  26. Oliveira Cruz V, McPake B. The “aid contract” and its compensation scheme: a case study of the performance of the Ugandan health sector. Soc Sci Med. 2010;71(7):1357–65.View ArticlePubMedGoogle Scholar
  27. Oliveira Cruz V, McPake B. Global Health Initiatives and aid effectiveness: insights from a Ugandan case study. Globalization and Health. 2011;20. 1744-8603(10.1186/1744-8603-7-20).Google Scholar
  28. Allen P. A socio-legal and economic analysis of contracting in the NHS internal market using a case study of contracting for district nursing. Soc Sci Med. 2002;54(2):255–66.View ArticlePubMedGoogle Scholar
  29. Allen P, Bronwyn C, Roberts JA, Kate A, Shirley C, Lynda T. The use of contracts in the management of infectious disease related risk in the NHS internal market. Health Policy. 2002;59(3):257–81.View ArticlePubMedGoogle Scholar
  30. Goddard M, Mannion R, Smith P. Enhancing performance in health care: a theoretical perspective on agency and the role of information.

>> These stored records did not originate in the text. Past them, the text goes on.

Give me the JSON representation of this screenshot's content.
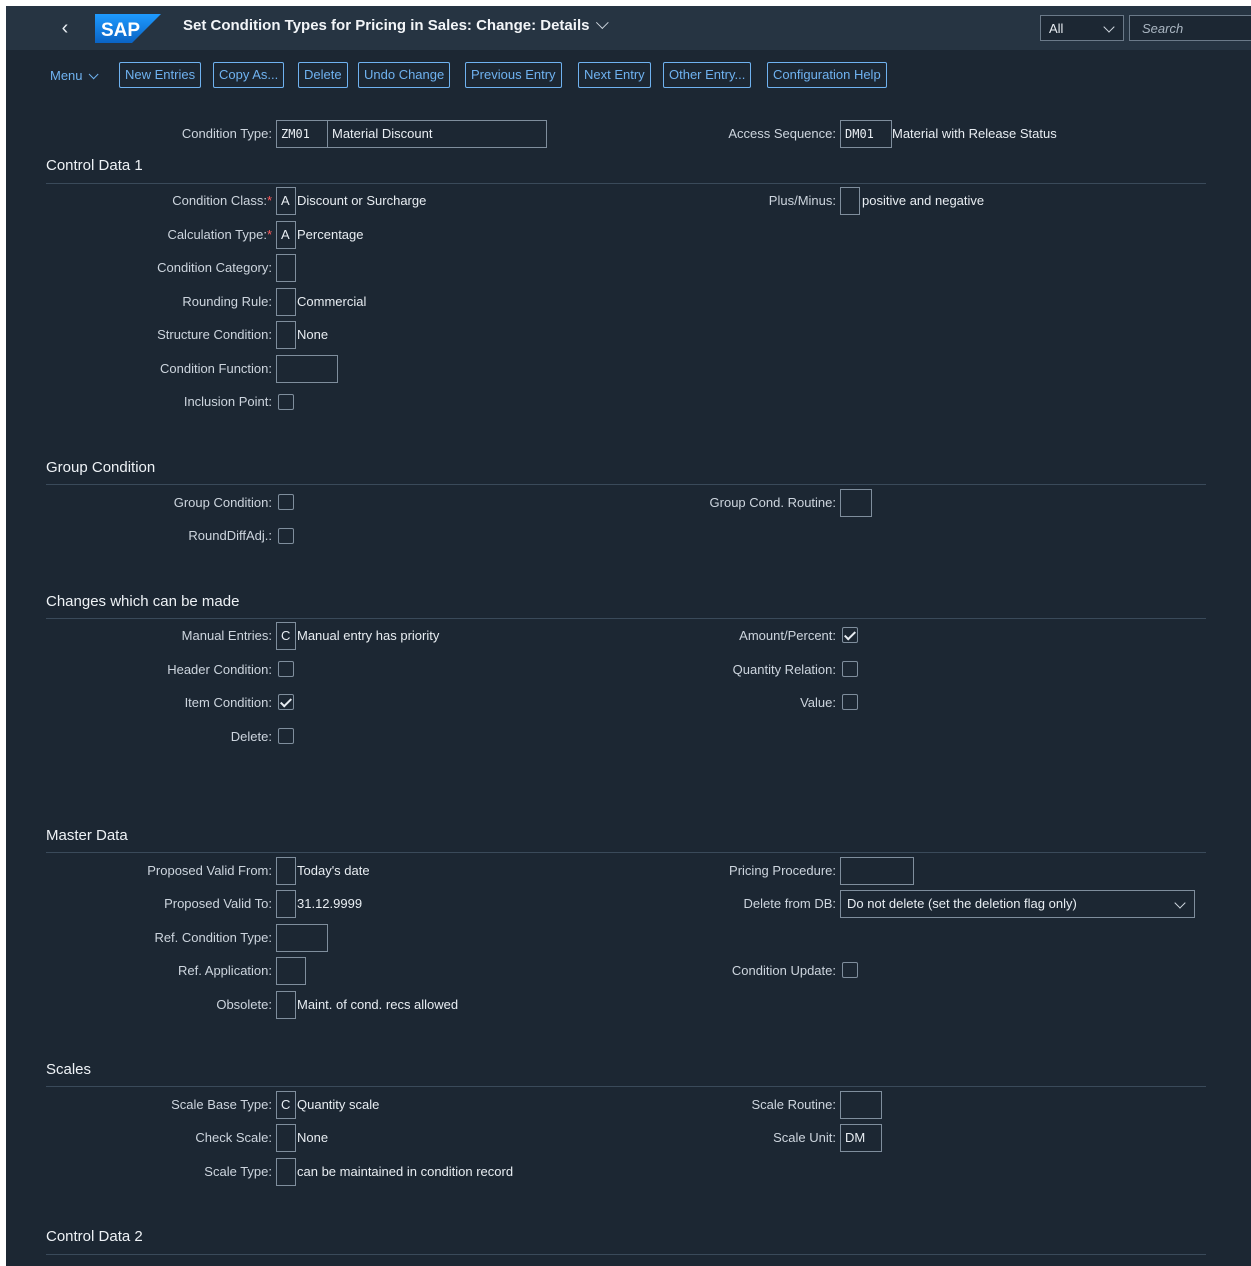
{
  "shell": {
    "logo": "SAP",
    "title": "Set Condition Types for Pricing in Sales: Change: Details",
    "scope": "All",
    "search_placeholder": "Search"
  },
  "toolbar": {
    "menu": "Menu",
    "buttons": [
      "New Entries",
      "Copy As...",
      "Delete",
      "Undo Change",
      "Previous Entry",
      "Next Entry",
      "Other Entry...",
      "Configuration Help"
    ]
  },
  "header": {
    "condition_type_label": "Condition Type:",
    "condition_type": "ZM01",
    "condition_type_desc": "Material Discount",
    "access_sequence_label": "Access Sequence:",
    "access_sequence": "DM01",
    "access_sequence_desc": "Material with Release Status"
  },
  "control_data_1": {
    "title": "Control Data 1",
    "condition_class_label": "Condition Class:",
    "condition_class": "A",
    "condition_class_desc": "Discount or Surcharge",
    "plus_minus_label": "Plus/Minus:",
    "plus_minus": "",
    "plus_minus_desc": "positive and negative",
    "calculation_type_label": "Calculation Type:",
    "calculation_type": "A",
    "calculation_type_desc": "Percentage",
    "condition_category_label": "Condition Category:",
    "rounding_rule_label": "Rounding Rule:",
    "rounding_rule_desc": "Commercial",
    "structure_condition_label": "Structure Condition:",
    "structure_condition_desc": "None",
    "condition_function_label": "Condition Function:",
    "inclusion_point_label": "Inclusion Point:",
    "required_mark": "*"
  },
  "group_condition": {
    "title": "Group Condition",
    "group_condition_label": "Group Condition:",
    "group_cond_routine_label": "Group Cond. Routine:",
    "round_diff_adj_label": "RoundDiffAdj.:"
  },
  "changes": {
    "title": "Changes which can be made",
    "manual_entries_label": "Manual Entries:",
    "manual_entries": "C",
    "manual_entries_desc": "Manual entry has priority",
    "amount_percent_label": "Amount/Percent:",
    "amount_percent_checked": true,
    "header_condition_label": "Header Condition:",
    "header_condition_checked": false,
    "quantity_relation_label": "Quantity Relation:",
    "quantity_relation_checked": false,
    "item_condition_label": "Item Condition:",
    "item_condition_checked": true,
    "value_label": "Value:",
    "value_checked": false,
    "delete_label": "Delete:",
    "delete_checked": false
  },
  "master_data": {
    "title": "Master Data",
    "proposed_valid_from_label": "Proposed Valid From:",
    "proposed_valid_from_desc": "Today's date",
    "pricing_procedure_label": "Pricing Procedure:",
    "proposed_valid_to_label": "Proposed Valid To:",
    "proposed_valid_to_desc": "31.12.9999",
    "delete_from_db_label": "Delete from DB:",
    "delete_from_db": "Do not delete (set the deletion flag only)",
    "ref_condition_type_label": "Ref. Condition Type:",
    "ref_application_label": "Ref. Application:",
    "condition_update_label": "Condition Update:",
    "obsolete_label": "Obsolete:",
    "obsolete_desc": "Maint. of cond. recs allowed"
  },
  "scales": {
    "title": "Scales",
    "scale_base_type_label": "Scale Base Type:",
    "scale_base_type": "C",
    "scale_base_type_desc": "Quantity scale",
    "scale_routine_label": "Scale Routine:",
    "check_scale_label": "Check Scale:",
    "check_scale_desc": "None",
    "scale_unit_label": "Scale Unit:",
    "scale_unit": "DM",
    "scale_type_label": "Scale Type:",
    "scale_type_desc": "can be maintained in condition record"
  },
  "control_data_2": {
    "title": "Control Data 2"
  }
}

Health Econ. 2000;9(2):95–107.View ArticlePubMedGoogle Scholar
  31. Propper C. Agency and incentives in the NHS internal market. Soc Sci Med. 1995;40(12):1683–90.View ArticlePubMedGoogle Scholar

Copyright

© Honda; licensee BioMed Central. 2015

This is an Open Access article distributed under the terms of the Creative Commons Attribution License (http://creativecommons.org/licenses/by/4.0), which permits unrestricted use, distribution, and reproduction in any medium, provided the original work is properly credited. The Creative Commons Public Domain Dedication waiver (http://creativecommons.org/publicdomain/zero/1.0/) applies to the data made available in this article, unless otherwise stated.

Advertisement